Ah, another school district has decided that what kids need is parents afraid of the system. They're talking about sending home report cards for parents, grading us on things like whether our kids seem to have had an adequate breakfast, and whether they completed their homework, and whether they're dressed appropriately for the weather.
I have 2 kids in high school. Their definition of an adequate breakfast is not necessarily what my husband would call an adequate breakfast. But it is food, and it gets them through the morning. Actually, sometimes it gets them through the entire school day, aside from a bottle of OJ in the hall, because my 2nd son thinks there is only one thing on the entire cafeteria menu he can choke down.
The weather has turned cold. That means Hubby and I are bundled for the weather. It also means we frequently start the day with a reminder for the Sons to wear a jacket. Do they? Sometimes. Because they don't want to carry a coat all day, or wear one in class all day, but they don't use a locker, at school, because they feel they don't have enough time between classes to stop at a locker. They just carry all their gear with them, all day.
I ask them about their homework. Do they have a lot? Have they organized their time so they can complete it all? Do they understand the assignment? Do they need a trip to the library, or for me to print out something for them? Do they have any questions Hubby or I could help with? Do they need a proofreader? Are they turning things in on time?
And sometimes, you know what? THEY LIE.
And the way I see it, they might learn more from lying to me, skipping an assignment, and getting a lousy grade, than from me going through their backpack, forcing them to do the work, and handing it in for them.
These report cards forget that the biggest thing parents are trying to teach their kids is personal responsibility. Teachers and administrators seem to think that parents should do everything for the kids, instead of encouraging kids to do things for themselves.
This reminds me of something that happened years ago, when the Sons were in private school.
Son #1 is the kind of kid to pick things up, walk around, and then put them down somewhere unexpected. If I can't find my nail clippers, it's because he was clipping and walking, and then finished his nails and dropped the clippers on the rug somewhere. And of course there was that time he took my car keys and left them in a pile of toys...took me 2 weeks to find the damn keys.
Anyway, this is a habit of his.
When he was in 3rd grade, he used to cart his backpack and lunch bag around the house in the morning. Often, he would drop his lunch in some mysterious corner of the house, and after dropping him off at school I would find the lunch, while cleaning. I'd then drive back to the school (a 45 minute round trip) to bring his lunch.
After a while, I decided he was gaining nothing from this experience. And, you know, I had a preschooler at home, who didn't need to spend his mornings in the car, when he could be coloring or building with blocks or being read to. So I told Son #1.
"The next time this happens, I'm not going to drop everything to bring you lunch. You're going to be hungry at school, if you forget your lunch. So you better remember it."

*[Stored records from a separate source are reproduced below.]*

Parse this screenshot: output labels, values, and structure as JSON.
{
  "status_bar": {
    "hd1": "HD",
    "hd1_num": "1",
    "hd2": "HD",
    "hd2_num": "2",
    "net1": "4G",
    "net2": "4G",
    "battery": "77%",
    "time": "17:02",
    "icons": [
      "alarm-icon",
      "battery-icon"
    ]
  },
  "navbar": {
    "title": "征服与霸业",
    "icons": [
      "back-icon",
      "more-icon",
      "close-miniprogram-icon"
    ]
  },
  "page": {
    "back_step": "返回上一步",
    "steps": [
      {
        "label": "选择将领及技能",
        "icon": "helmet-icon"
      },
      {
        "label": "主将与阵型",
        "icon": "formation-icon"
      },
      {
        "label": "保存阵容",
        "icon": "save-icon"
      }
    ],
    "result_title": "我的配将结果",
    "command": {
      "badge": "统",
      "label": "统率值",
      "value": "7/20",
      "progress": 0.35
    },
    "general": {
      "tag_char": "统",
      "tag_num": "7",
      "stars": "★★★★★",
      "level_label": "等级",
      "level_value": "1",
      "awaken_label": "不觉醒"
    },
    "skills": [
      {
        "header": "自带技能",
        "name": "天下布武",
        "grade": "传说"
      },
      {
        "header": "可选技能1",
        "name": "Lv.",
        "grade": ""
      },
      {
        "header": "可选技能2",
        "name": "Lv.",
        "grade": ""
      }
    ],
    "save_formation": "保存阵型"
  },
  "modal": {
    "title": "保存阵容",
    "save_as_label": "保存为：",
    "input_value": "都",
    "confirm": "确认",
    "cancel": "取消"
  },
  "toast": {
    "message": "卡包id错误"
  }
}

And of course he didn't. For several days in a row, I found his lunch in the downstairs bathroom, in the toy room, wherever, and I put it in the fridge. And each morning, I'd remind him of his freshly made lunch, sitting next to the backpacks by the front door. And again, he'd wander around with it and drop it.
On the 4th day, we were scheduled for a teacher conference. Mrs. Rizas tore me a new one.
"I KNOW you have four children. I am sure you are very overwhelmed. But No Child of Mine would EVER come to school without lunch."
I explained that I was trying to encourage Son#1 to be responsible for his own stuff--that he was too old to be expecting Mom to rescue him from his own cluelessness, and a little hunger might remind him.
She again commented that I must be "overwhelmed" by the daunting task of raising 4 boys. She had, in compassion for my neglected child, provided him with cheese crackers and juice each day, at lunch, so he would not be hungry.
And I again corrected her. I was not neglecting my oldest son because I couldn't manage to make him a lunch. I was allowing natural consequences to teach my son that if you want lunch, you don't leave it in the bathroom. And, actually, since she was feeding him lunch every day, he wasn't worried about misplacing the lunch I'd made him. The way it played out for Son #1, if he didn't bother to bring his lunch, his teacher would make him one. One he didn't even have to carry!
Needless to say, she never understood my side of things.
I understood her plenty, though. And from then on, I gave up on trying to encourage my son to remember his lunch. I nagged. I inspected. And I often ended up turning the car around, to bring the lunch he'd left in the car. But I didn't get yelled at by his teacher again, that year. I knew it wasn't in my son's best interest, but I also knew that his teacher's decision that I was a poor parent was more dangerous to him, that year, than his own irresponsibility.
These report cards sound like a crap idea.